And while YouTube was a major part of the problem, YouTube wasn’t alone. Users on Hacker News – a “social” news website owned by renowned start-up incubator, Y Combinator, which aggregates news stories and allows people to comment on them – were sharing stories about Bouman and trying to pick them apart in order to prove that Bouman hadn’t actually done much work. The trolling got so bad that some of Bouman’s colleagues had to step in to reassure the public that, yes, she was due credit for the work.

In a statement on Twitter, YouTube argued in a series of tweets that the sexist video criticising Katie Bouman made it to the top of their search results by mistake and was taken down in a matter of minutes.

“Sometimes, when a search is performed, there are a lot of fresh results. Our algorithms will, in some instances (when the query is news related), trigger to surface more authoritative sources,” YouTube said. “In this specific case, within minutes, videos from news sources started rising to the top. These are all part of the changes we've made to our algorithm to combat misinformation.”

Despite this statement, though, multiple news sources claimed that they had performed the search since YouTube shared this statement and were still getting the video in question as the top result. But this wouldn’t be the first time that YouTube has claimed innocence while its algorithm simultaneously pushed the worst of YouTube’s content. And even with a story as wholesome, inspiring, and pure as Katie Bouman’s black hole image, the internet’s most notorious platforms will find a way to ruin it.

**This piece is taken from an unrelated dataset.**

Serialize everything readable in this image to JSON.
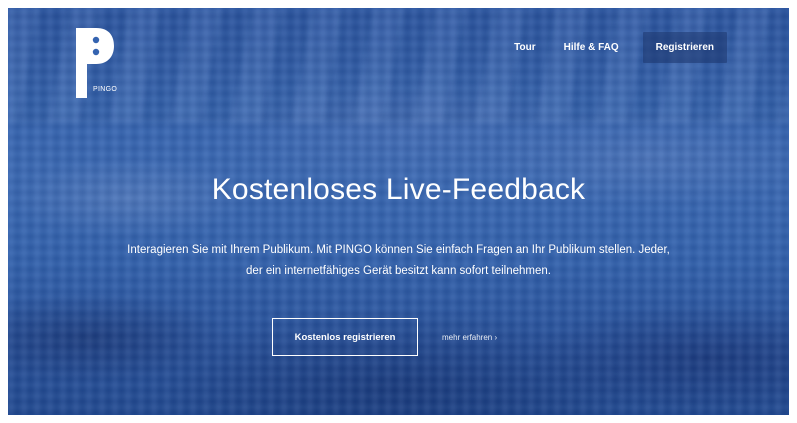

Sarah Manavis is the New Statesman's tech and digital culture writer.